TO DO — Without including any pictures, please copy every entry below exactly.

EXERCISE INPUT —

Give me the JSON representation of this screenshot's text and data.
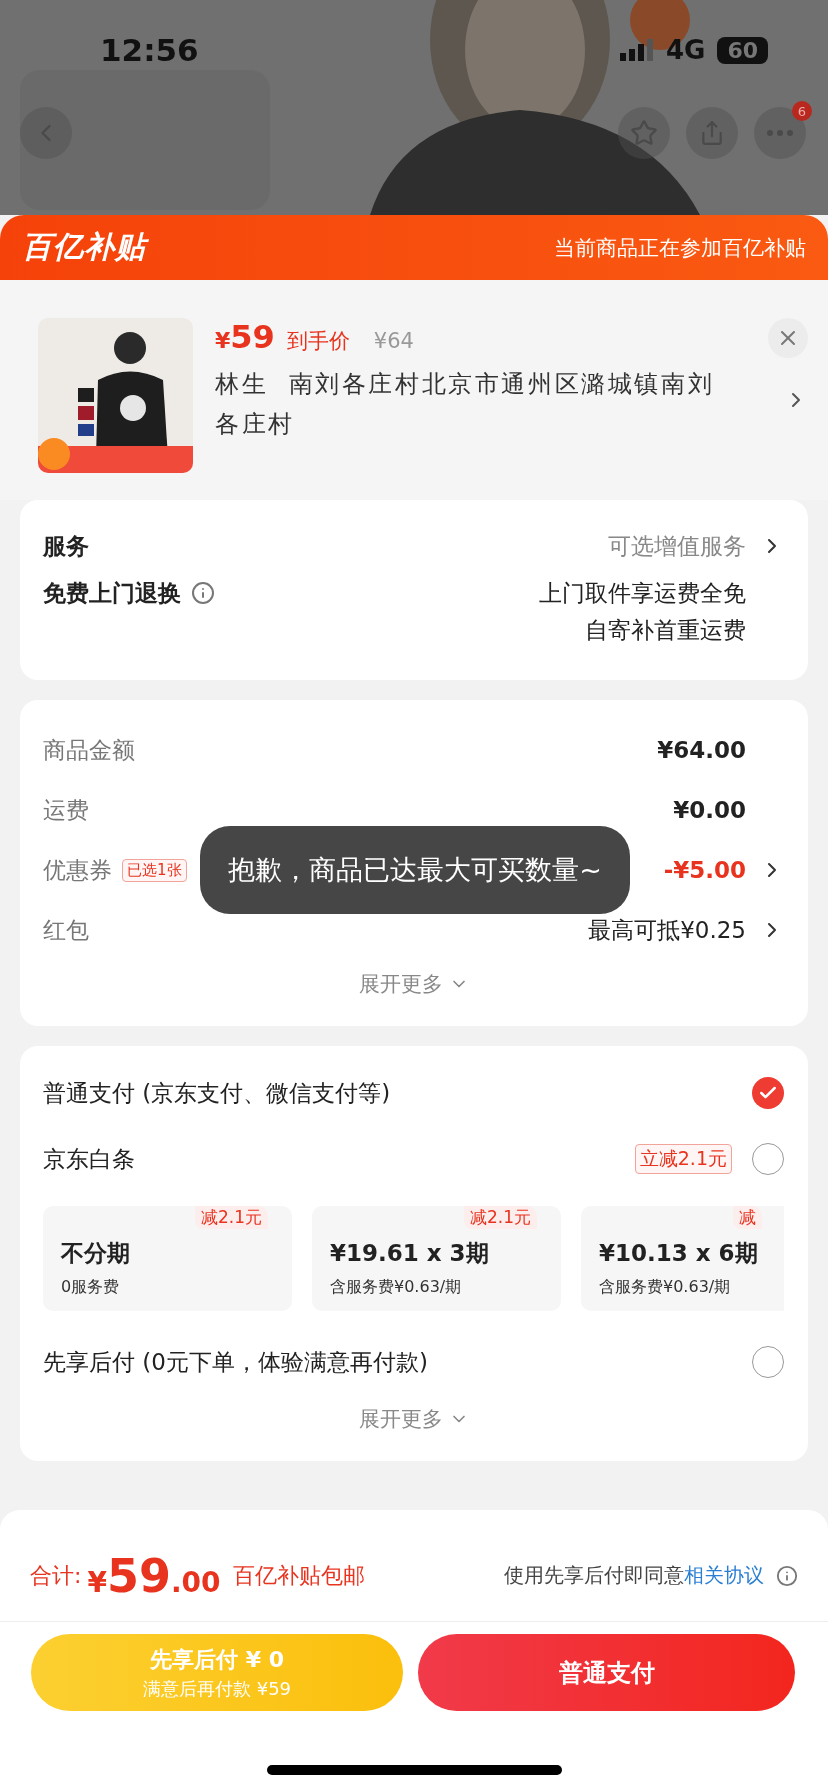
{
  "status_bar": {
    "time": "12:56",
    "network": "4G",
    "battery": "60"
  },
  "nav": {
    "badge": "6"
  },
  "banner": {
    "logo": "百亿补贴",
    "note": "当前商品正在参加百亿补贴"
  },
  "product": {
    "currency": "¥",
    "price": "59",
    "price_label": "到手价",
    "original_price": "¥64",
    "recipient": "林生",
    "address": "南刘各庄村北京市通州区潞城镇南刘各庄村"
  },
  "services": {
    "title": "服务",
    "value": "可选增值服务",
    "free_return": {
      "label": "免费上门退换",
      "lines": [
        "上门取件享运费全免",
        "自寄补首重运费"
      ]
    }
  },
  "fees": {
    "rows": [
      {
        "label": "商品金额",
        "value": "¥64.00",
        "kind": "plain"
      },
      {
        "label": "运费",
        "value": "¥0.00",
        "kind": "plain"
      },
      {
        "label": "优惠券",
        "tag": "已选1张",
        "value": "-¥5.00",
        "kind": "discount"
      },
      {
        "label": "红包",
        "value": "最高可抵¥0.25",
        "kind": "link"
      }
    ],
    "expand": "展开更多"
  },
  "payment": {
    "options": [
      {
        "label": "普通支付 (京东支付、微信支付等)",
        "selected": true
      },
      {
        "label": "京东白条",
        "selected": false,
        "tag": "立减2.1元",
        "installments": [
          {
            "title": "不分期",
            "subtitle": "0服务费",
            "tag": "减2.1元"
          },
          {
            "title": "¥19.61 x 3期",
            "subtitle": "含服务费¥0.63/期",
            "tag": "减2.1元"
          },
          {
            "title": "¥10.13 x 6期",
            "subtitle": "含服务费¥0.63/期",
            "tag": "减"
          }
        ]
      },
      {
        "label": "先享后付 (0元下单，体验满意再付款)",
        "selected": false
      }
    ],
    "expand": "展开更多"
  },
  "footer": {
    "total_label": "合计:",
    "total_currency": "¥",
    "total_int": "59",
    "total_dec": ".00",
    "shipping": "百亿补贴包邮",
    "agreement": "使用先享后付即同意",
    "agreement_link": "相关协议",
    "later_button": {
      "line1": "先享后付 ¥ 0",
      "line2": "满意后再付款 ¥59"
    },
    "pay_button": "普通支付"
  },
  "toast": "抱歉，商品已达最大可买数量~"
}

FINISHED EXERCISE —
Give me the JSON representation of this screenshot's text and data.
{
  "status_bar": {
    "time": "12:56",
    "network": "4G",
    "battery": "60"
  },
  "nav": {
    "badge": "6"
  },
  "banner": {
    "logo": "百亿补贴",
    "note": "当前商品正在参加百亿补贴"
  },
  "product": {
    "currency": "¥",
    "price": "59",
    "price_label": "到手价",
    "original_price": "¥64",
    "recipient": "林生",
    "address": "南刘各庄村北京市通州区潞城镇南刘各庄村"
  },
  "services": {
    "title": "服务",
    "value": "可选增值服务",
    "free_return": {
      "label": "免费上门退换",
      "lines": [
        "上门取件享运费全免",
        "自寄补首重运费"
      ]
    }
  },
  "fees": {
    "rows": [
      {
        "label": "商品金额",
        "value": "¥64.00",
        "kind": "plain"
      },
      {
        "label": "运费",
        "value": "¥0.00",
        "kind": "plain"
      },
      {
        "label": "优惠券",
        "tag": "已选1张",
        "value": "-¥5.00",
        "kind": "discount"
      },
      {
        "label": "红包",
        "value": "最高可抵¥0.25",
        "kind": "link"
      }
    ],
    "expand": "展开更多"
  },
  "payment": {
    "options": [
      {
        "label": "普通支付 (京东支付、微信支付等)",
        "selected": true
      },
      {
        "label": "京东白条",
        "selected": false,
        "tag": "立减2.1元",
        "installments": [
          {
            "title": "不分期",
            "subtitle": "0服务费",
            "tag": "减2.1元"
          },
          {
            "title": "¥19.61 x 3期",
            "subtitle": "含服务费¥0.63/期",
            "tag": "减2.1元"
          },
          {
            "title": "¥10.13 x 6期",
            "subtitle": "含服务费¥0.63/期",
            "tag": "减"
          }
        ]
      },
      {
        "label": "先享后付 (0元下单，体验满意再付款)",
        "selected": false
      }
    ],
    "expand": "展开更多"
  },
  "footer": {
    "total_label": "合计:",
    "total_currency": "¥",
    "total_int": "59",
    "total_dec": ".00",
    "shipping": "百亿补贴包邮",
    "agreement": "使用先享后付即同意",
    "agreement_link": "相关协议",
    "later_button": {
      "line1": "先享后付 ¥ 0",
      "line2": "满意后再付款 ¥59"
    },
    "pay_button": "普通支付"
  },
  "toast": "抱歉，商品已达最大可买数量~"
}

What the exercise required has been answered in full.